She made his life hell but still got a chunk of his estate
An ex-wife who vowed she would make “what was left” of her ex-husband’s “wretched life not worth living” has been awarded $750,000 from his estate by a court after he died without leaving a will.
The remarkable decision in the NSW Supreme Court in the case Lodin v Lodin ; Estate of Dr Mohammad Masoud Lodin  NSWSC 10 demonstrates the importance of getting expert legal advice on drawing up a will to ensure that your estate goes to the people you want it to go to.
The couple had divorced 25 years earlier after being together for 18 months, during which they had a daughter. The husband, a doctor, signed a matrimonial financial separation and paid all his child support obligations.
Long-term campaign of persecution and false allegations
That should have provided a clean break for the couple, but the ex-wife conducted what the judge called “a relentless persecution of the deceased” and “she carried into effect, as best she could, her stated aim of making his life a misery”.

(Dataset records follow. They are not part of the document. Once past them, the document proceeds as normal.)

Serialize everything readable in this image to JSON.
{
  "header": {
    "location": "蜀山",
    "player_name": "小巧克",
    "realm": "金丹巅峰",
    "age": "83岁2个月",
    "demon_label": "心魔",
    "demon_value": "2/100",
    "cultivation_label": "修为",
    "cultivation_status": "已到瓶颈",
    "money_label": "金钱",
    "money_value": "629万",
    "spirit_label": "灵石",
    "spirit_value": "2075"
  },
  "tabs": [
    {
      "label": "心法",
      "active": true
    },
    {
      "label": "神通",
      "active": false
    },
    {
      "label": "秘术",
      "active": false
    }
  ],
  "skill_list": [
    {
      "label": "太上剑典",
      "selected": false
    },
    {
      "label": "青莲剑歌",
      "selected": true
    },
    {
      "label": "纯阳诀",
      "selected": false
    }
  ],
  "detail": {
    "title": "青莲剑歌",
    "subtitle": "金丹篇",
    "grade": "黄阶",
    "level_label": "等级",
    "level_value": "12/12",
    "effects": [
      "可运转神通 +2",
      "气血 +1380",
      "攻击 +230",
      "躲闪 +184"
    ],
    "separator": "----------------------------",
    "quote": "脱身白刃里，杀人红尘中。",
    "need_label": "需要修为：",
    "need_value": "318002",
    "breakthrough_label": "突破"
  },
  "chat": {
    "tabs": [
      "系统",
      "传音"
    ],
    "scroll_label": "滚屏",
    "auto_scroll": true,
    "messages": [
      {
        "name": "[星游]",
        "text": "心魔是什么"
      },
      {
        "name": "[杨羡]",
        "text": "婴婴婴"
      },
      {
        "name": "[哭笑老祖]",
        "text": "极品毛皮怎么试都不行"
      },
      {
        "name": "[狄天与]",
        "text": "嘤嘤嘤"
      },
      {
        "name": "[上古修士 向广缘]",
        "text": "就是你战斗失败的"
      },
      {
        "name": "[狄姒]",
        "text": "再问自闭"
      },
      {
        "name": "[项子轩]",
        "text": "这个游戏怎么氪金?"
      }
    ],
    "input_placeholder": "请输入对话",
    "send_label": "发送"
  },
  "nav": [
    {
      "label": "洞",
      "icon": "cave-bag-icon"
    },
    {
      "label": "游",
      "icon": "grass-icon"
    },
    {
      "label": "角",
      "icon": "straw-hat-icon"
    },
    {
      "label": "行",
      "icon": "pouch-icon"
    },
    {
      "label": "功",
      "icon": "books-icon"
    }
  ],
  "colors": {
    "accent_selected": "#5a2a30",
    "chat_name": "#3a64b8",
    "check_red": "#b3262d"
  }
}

This included her threatening to “destroy your life” unless he gave her an extra $60,000 and bringing professional conduct proceedings against him. She then alleged to police that he had sexually abused his daughter and threatened to kidnap her. These allegations were dismissed.
The doctor died without a will, leaving an estate of $5 million that under the rules of intestacy went to his daughter.
The judge ruled that despite the ex-wife’s “post divorce persecution”, she was entitled to 15 per cent of the estate because the relationship and its breakdown had had a serious impact on her life.
Need to update your will when your relationships change
It was unusual for a court to order a portion of an estate to be allocated to an estranged person who had been hostile to the deceased for two decades.
If courts are now going to be awarding a portion of the estate to these sorts of claimants, it shows how important it is to have an expertly drawn up will, and to update that will as your relationships change.
In this case it was a large estate of $5 million and millions were left for the daughter. I doubt that there would be such an outcome with a smaller estate.
Obtaining a section 95 release of rights to prevent future claims
When ending a relationship, it is important to finalise the property settlement. It would be wise to get a section 95 release under the NSW Succession Act 2006 so that your ex cannot make a claim on your estate in the future.
The release would not normally be set up when you are still in a relationship with your spouse, but it can be wise when a relationship ends and when you are entering into a family law settlement. It is also a good idea if entering into a new relationship if you have children to a previous relationship.
Supreme Court needs to approve Section 95 releases
Section 95 releases are not included in separation orders. The complexity is that the release needs to be formally approved by the Supreme Court of NSW (not the Family Court dealing with the separation orders). Generally the Supreme Court only stamps off on the release with representation by a barrister or an experienced solicitor for both parties. In the view of the court, it is a big step to forfeit rights to bring a claim against an estate, so it wants to make sure that this course of action is appropriate.
In the event of separation, when getting family court orders finalising a property settlement, you may consider also applying for a separate section 95 release to ensure that your ex has no claim on your estate in the future – even 25 years into the future, as this case demonstrates.